- Mod Cons (moderate conservatives)

- Comfort Junkies "Our Mod Con tendencies will never get in the way of our mod cons and our pluralism will never outgun our desire for comfort. It is the one thing about which we're never relative. And this scares even me."

he concludes (note - this was written a couple of years ago. It also reflects a thoroughly middle class flavour to Gen X, maybe cultural analysts are only bothered about people in their own social grade):
"As Generation X reaches middle age and inevitably takes charge, it's possible to envisage dithering direction guided only by the side its bread (wholemeal, stone ground, from the deli) is buttered (spreadable, Danish, unsalted). But it's also possible to imagine humane and pragmatic leadership that's adaptable to the new challenges it will undoubtedly confront. I would finally suggest that the way this particular cookie will crumble comes down less to the characteristics of the generation than the generation's recognition of the two prime characteristics of its era: unprecedented prosperity and (at least local) peace. We have been very, very lucky."

I recognise a lot of this, though some of it overlaps with Generation Y - todays 20-somethings are much more natural pluralists than the 40-somethings.
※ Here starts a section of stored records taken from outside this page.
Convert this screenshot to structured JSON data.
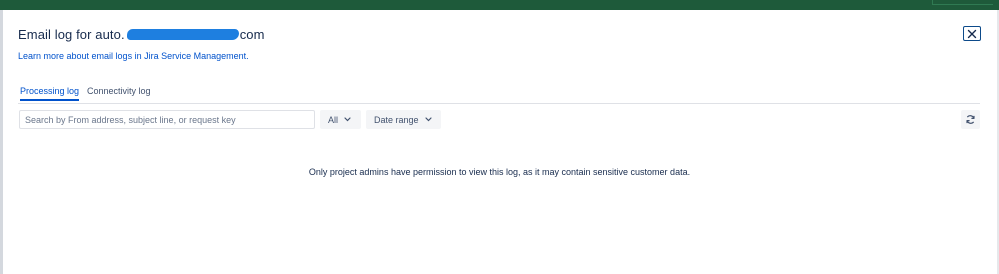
{
  "dialog": {
    "title_prefix": "Email log for auto.",
    "title_suffix": "com",
    "learn_more": "Learn more about email logs in Jira Service Management."
  },
  "tabs": [
    {
      "label": "Processing log",
      "active": true
    },
    {
      "label": "Connectivity log",
      "active": false
    }
  ],
  "toolbar": {
    "search_placeholder": "Search by From address, subject line, or request key",
    "status_filter": "All",
    "date_filter": "Date range"
  },
  "empty_state": {
    "message": "Only project admins have permission to view this log, as it may contain sensitive customer data."
  },
  "icons": {
    "close": "close-icon",
    "refresh": "refresh-icon",
    "chevron": "chevron-down-icon"
  },
  "colors": {
    "accent": "#0052cc",
    "text": "#172b4d",
    "topbar": "#1e5a3a",
    "redaction": "#1e7fe0"
  }
}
But it's been a while since I heard/read a decent analysis of the post-boomer generation, and now they/we are in charge, perhaps it's time to find out a bit more. Anyone got any good thoughts/links?
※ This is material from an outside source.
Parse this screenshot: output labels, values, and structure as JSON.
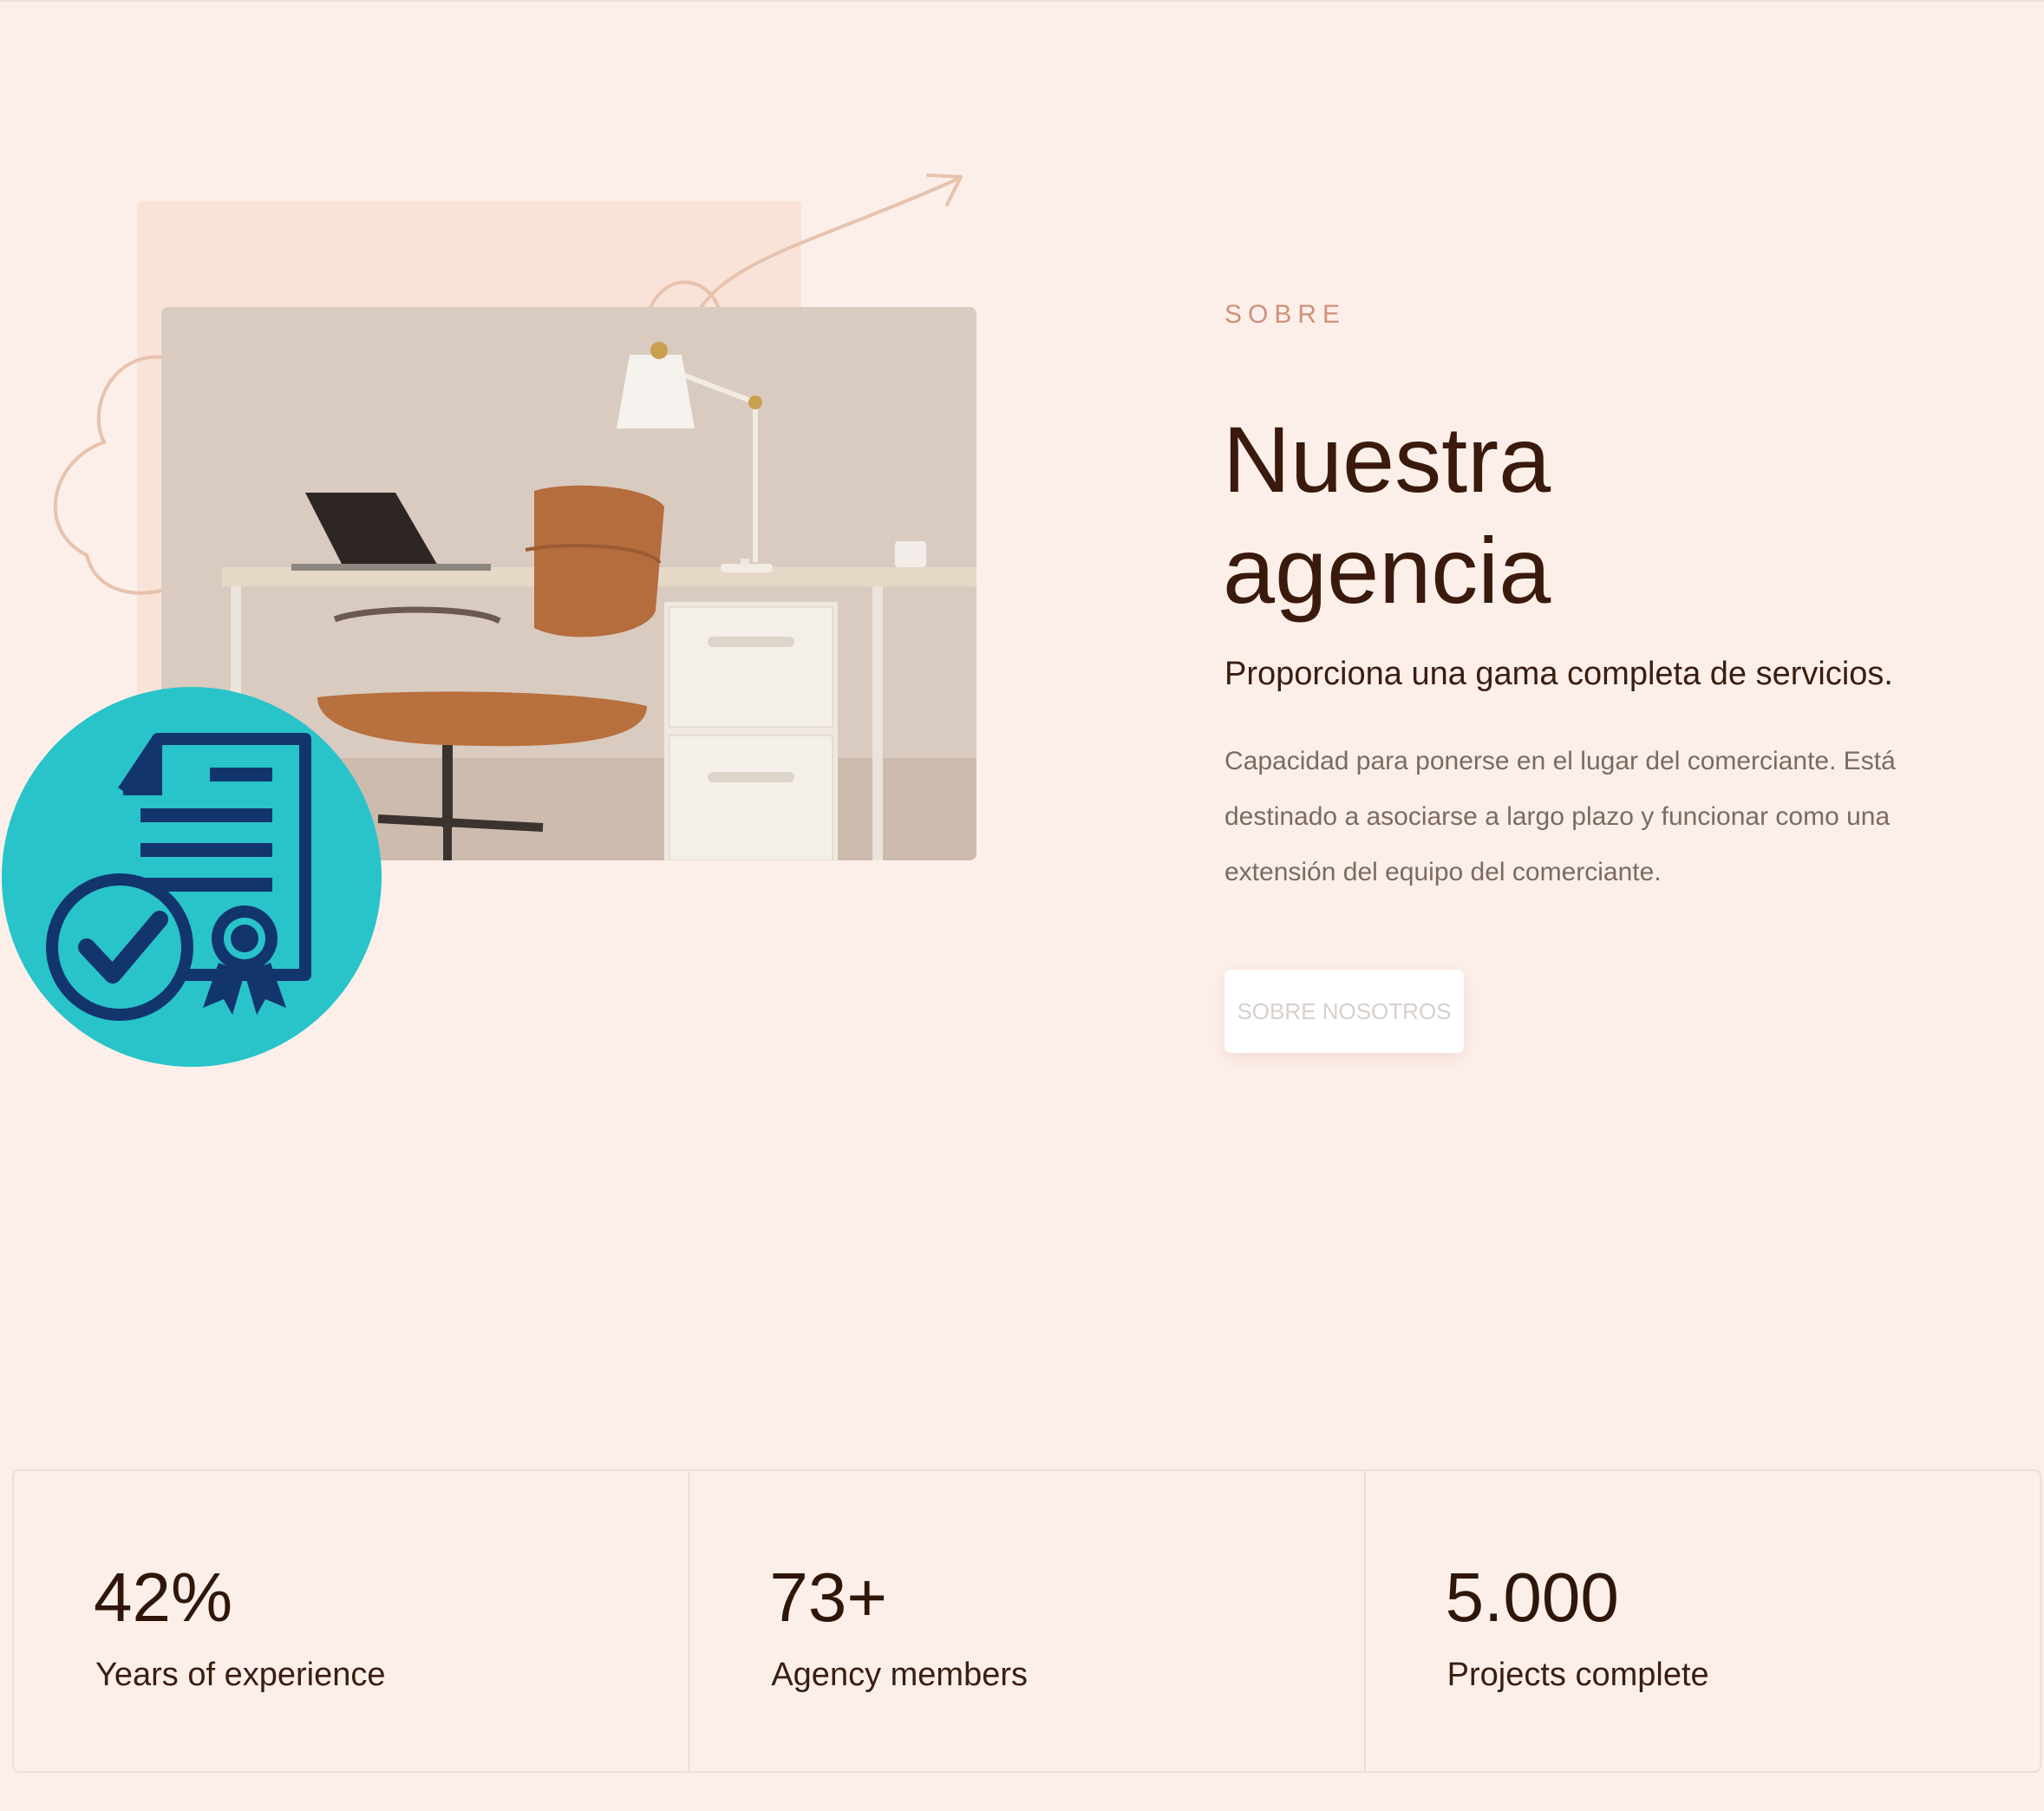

DK (born 1969)


  1. Jeremy Trew20/5/10 8:24 am

    There's a distinct challenge here for those of us in Church leadership amd caring for often elderly congregations. Our approach to personhood & community (and therefore pastoral care) and mission may be distinctive and possibly jarring. We're no longer the curates but the vicars, and some of use will soon become bishops. Will we find ourselves leaving an older generation behind, and yet find ourselves wondering, "why don't they get it?"

  2. MostOfTheTime20/5/10 1:17 pm

    You've got a well-written blog, but I have to respectfully disagree with your idea that Cameron is X. Almost nobody anywhere has referred to Cameron and Clegg as X, certainly no experts. On the other hand, many have said Cameron and Clegg are part of Generation Jones–born in the UK between 1955 and 1967, between the Boomers and Generation X.

    Here is one of several recent articles discussing the importance of Clegg & Cameron’s identities as GenJonesers, this one is in The Independent:

    This site has a good overview of GenJones in the UK:

  3. MostOfTheTime: however you date Generation X - and there are several versions - Cameron falls fairly clearly into it. I must admit I've not heard much said about Generation X recently, as the focus has been more on trying to find a name for their successors.

    The 'Generation Jones' concept isn't one I'd come across. Is it an attempt to re-analyse Gen X by people who realise their characterisation of folks born in the 60's was out of date? The dating of Gen Jones also means that most of the politicians above come in right at the end (or after) of that grouping, so they're marginal at best.

    I must confess that the last website you refer to looks like it's trying a little too hard to persuade viewers that Generation Jones is a mainstream concept. I prefer being Gen X anyway, so I'll keep on choosing that label!

  4. Jeremy - how's life on the Devon coast? We saw your name in lights (sort of) outside Beer church a few weeks ago. Good point: at the moment I'm in a team where there are folk 20 years older than me who can relate more naturally to the over-65's, whilst I do more with families and younger people. We currently have a church leadership team which spans ages 35-70, which I think is really healthy. But I'm aware that my perspective is limited, and that I only naturally connect with certain sorts of people.

  5. I think you're right, David. Billy Idol's older than us, and he was in Generation X. So we must be...

  6. Come on Gary, this is a serious intellectual and sociological dispute ;-)